▸ WHAT YOU HAVE TO DO: Each line of the entries that mentions the string "true" needs to be reported.
--- MATERIAL FOR THIS EXERCISE ---
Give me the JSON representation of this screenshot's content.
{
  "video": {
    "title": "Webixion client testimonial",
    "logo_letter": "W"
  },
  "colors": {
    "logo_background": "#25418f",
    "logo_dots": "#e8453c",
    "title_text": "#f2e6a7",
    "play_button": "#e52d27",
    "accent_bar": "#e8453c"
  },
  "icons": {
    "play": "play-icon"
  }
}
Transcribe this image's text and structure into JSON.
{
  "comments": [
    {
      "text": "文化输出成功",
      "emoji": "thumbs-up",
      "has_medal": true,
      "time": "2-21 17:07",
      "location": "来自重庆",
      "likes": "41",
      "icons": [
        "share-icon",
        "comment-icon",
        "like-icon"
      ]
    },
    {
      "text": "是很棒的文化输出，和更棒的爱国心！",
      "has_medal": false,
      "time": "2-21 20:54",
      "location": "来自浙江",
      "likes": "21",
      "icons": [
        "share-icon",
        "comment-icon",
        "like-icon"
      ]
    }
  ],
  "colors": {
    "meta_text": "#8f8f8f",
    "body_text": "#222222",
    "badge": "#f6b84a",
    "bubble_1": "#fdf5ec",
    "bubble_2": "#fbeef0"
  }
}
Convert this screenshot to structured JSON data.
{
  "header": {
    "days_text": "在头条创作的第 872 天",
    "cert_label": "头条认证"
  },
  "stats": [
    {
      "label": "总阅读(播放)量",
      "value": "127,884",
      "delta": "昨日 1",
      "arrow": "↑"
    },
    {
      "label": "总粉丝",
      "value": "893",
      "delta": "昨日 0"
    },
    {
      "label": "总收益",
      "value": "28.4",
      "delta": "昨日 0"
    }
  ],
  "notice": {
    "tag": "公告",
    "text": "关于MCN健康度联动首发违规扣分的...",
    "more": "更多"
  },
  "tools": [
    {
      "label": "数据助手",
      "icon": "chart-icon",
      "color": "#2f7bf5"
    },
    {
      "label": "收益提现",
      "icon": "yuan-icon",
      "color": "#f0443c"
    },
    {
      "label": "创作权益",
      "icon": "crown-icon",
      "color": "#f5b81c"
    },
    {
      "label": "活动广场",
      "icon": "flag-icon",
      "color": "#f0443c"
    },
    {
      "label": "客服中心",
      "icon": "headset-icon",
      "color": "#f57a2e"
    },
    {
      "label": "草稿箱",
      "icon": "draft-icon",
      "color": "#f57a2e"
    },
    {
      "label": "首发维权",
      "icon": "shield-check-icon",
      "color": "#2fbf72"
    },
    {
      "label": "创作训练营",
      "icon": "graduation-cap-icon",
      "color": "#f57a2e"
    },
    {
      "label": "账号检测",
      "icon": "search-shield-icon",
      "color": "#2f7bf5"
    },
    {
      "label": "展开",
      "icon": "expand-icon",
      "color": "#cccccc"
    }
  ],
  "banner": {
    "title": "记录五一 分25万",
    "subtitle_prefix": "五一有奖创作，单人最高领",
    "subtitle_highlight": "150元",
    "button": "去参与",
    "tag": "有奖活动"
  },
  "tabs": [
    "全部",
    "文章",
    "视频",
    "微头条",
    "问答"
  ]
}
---
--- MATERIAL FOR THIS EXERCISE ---
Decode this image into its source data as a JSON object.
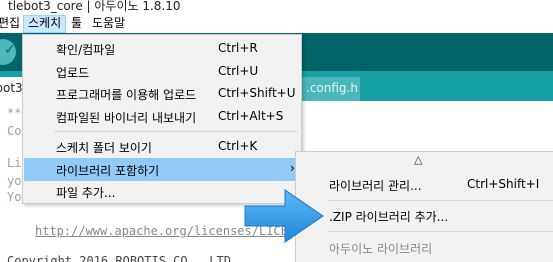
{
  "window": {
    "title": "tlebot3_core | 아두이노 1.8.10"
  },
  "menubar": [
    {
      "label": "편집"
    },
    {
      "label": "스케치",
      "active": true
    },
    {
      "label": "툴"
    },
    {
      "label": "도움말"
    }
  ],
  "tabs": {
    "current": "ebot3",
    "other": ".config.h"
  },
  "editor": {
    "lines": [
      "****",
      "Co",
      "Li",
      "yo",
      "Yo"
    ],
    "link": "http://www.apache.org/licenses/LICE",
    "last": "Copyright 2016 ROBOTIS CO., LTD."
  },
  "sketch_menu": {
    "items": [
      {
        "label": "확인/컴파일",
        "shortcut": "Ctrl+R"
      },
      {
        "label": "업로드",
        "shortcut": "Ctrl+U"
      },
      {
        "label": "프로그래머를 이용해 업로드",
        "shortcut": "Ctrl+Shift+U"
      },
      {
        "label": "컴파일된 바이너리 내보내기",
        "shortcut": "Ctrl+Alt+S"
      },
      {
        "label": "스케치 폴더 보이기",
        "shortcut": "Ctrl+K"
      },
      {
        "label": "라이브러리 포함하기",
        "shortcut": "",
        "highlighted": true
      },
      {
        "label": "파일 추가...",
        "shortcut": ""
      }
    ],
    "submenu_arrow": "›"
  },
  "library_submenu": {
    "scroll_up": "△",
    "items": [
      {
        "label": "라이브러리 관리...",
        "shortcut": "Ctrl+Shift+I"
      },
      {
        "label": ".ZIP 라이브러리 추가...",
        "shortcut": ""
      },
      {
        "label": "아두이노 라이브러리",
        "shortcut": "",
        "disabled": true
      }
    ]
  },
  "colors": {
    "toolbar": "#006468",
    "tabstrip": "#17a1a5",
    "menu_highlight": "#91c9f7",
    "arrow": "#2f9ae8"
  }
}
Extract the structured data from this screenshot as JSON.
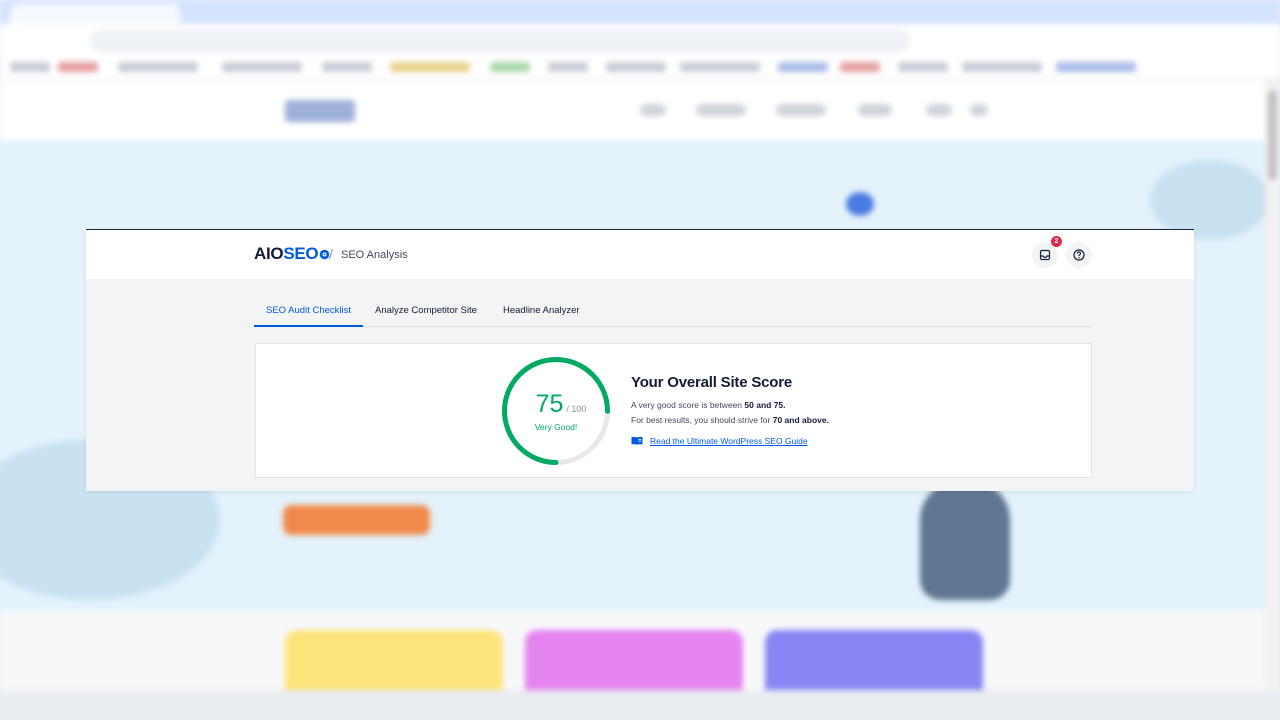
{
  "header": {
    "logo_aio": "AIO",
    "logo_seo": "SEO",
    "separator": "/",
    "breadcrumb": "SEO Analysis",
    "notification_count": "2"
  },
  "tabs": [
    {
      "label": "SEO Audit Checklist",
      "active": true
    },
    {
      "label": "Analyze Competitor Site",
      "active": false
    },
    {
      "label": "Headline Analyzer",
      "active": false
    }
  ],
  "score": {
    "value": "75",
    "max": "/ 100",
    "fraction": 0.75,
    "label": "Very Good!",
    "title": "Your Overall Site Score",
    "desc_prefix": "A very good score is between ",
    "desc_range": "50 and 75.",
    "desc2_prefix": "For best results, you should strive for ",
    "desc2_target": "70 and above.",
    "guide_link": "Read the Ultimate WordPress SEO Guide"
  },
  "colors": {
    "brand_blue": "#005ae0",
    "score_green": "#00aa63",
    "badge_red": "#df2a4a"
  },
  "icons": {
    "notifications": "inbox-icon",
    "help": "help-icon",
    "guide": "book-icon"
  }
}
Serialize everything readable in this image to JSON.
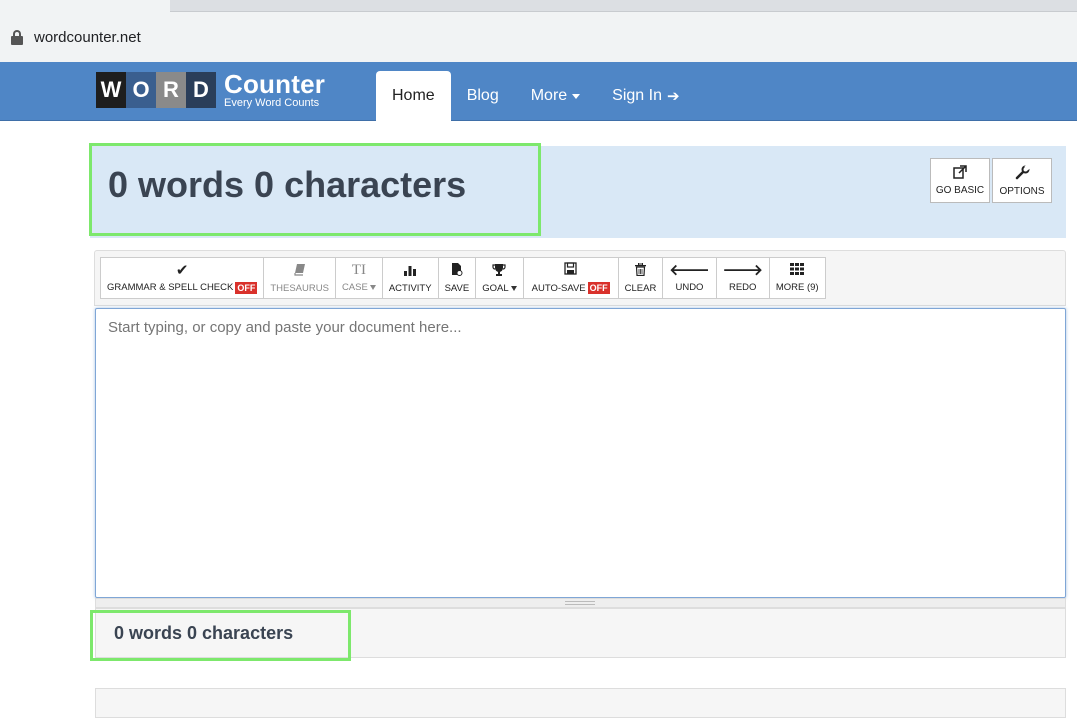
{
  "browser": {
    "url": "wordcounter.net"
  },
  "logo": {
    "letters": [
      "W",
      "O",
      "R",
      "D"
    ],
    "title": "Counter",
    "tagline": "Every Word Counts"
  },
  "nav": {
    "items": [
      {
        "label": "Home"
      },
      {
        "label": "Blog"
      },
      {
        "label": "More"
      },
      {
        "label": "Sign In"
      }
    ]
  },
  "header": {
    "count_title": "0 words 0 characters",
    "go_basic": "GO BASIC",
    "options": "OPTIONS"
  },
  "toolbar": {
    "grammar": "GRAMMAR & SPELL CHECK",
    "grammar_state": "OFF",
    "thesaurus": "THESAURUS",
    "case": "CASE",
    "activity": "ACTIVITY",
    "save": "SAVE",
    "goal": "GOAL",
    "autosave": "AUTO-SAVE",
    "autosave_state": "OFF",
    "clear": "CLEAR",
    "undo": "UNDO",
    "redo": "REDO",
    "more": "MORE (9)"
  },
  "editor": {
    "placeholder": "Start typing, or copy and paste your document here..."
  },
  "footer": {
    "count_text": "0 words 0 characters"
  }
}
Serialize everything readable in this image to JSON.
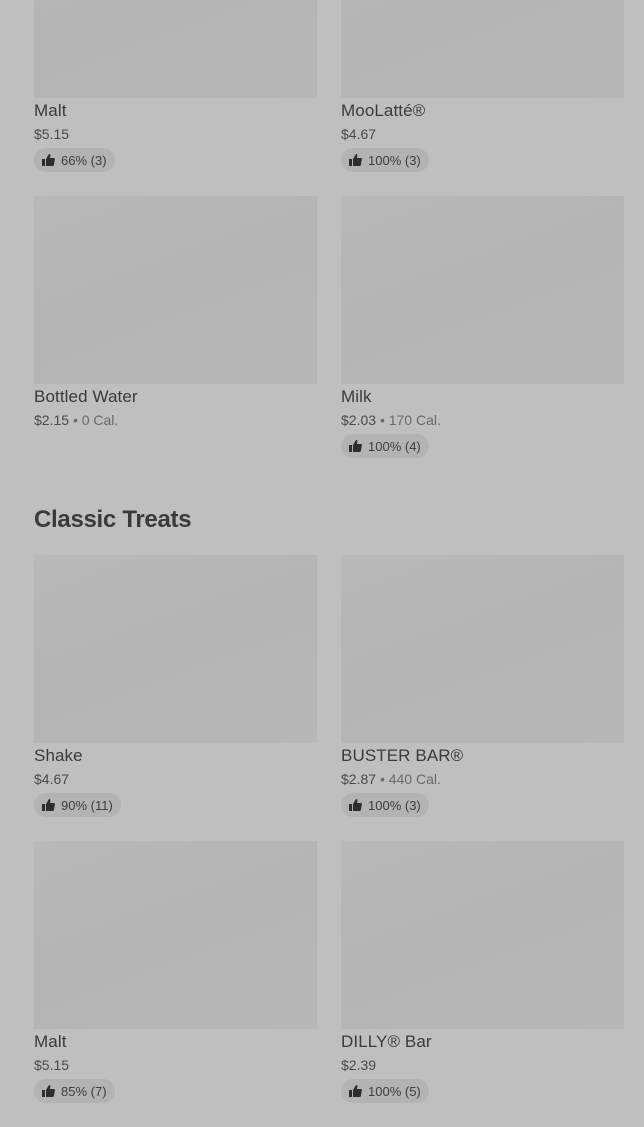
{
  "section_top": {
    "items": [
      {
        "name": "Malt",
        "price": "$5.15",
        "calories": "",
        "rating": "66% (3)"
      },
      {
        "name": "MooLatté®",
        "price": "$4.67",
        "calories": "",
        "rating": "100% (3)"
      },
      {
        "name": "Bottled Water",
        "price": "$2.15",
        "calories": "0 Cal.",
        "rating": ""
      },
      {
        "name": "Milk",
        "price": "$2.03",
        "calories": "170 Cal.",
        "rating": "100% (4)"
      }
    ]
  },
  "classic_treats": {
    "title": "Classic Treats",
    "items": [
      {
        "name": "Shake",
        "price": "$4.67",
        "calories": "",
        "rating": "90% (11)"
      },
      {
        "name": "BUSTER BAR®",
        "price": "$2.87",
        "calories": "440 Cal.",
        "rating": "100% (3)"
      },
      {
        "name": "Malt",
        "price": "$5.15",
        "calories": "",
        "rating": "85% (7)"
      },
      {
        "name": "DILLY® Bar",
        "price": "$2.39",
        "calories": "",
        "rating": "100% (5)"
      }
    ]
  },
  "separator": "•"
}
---
▸ RESPONSE BOX:
      "has_medal": true,
      "active": true
        "highlighted": true
        "disabled": true
      "active": true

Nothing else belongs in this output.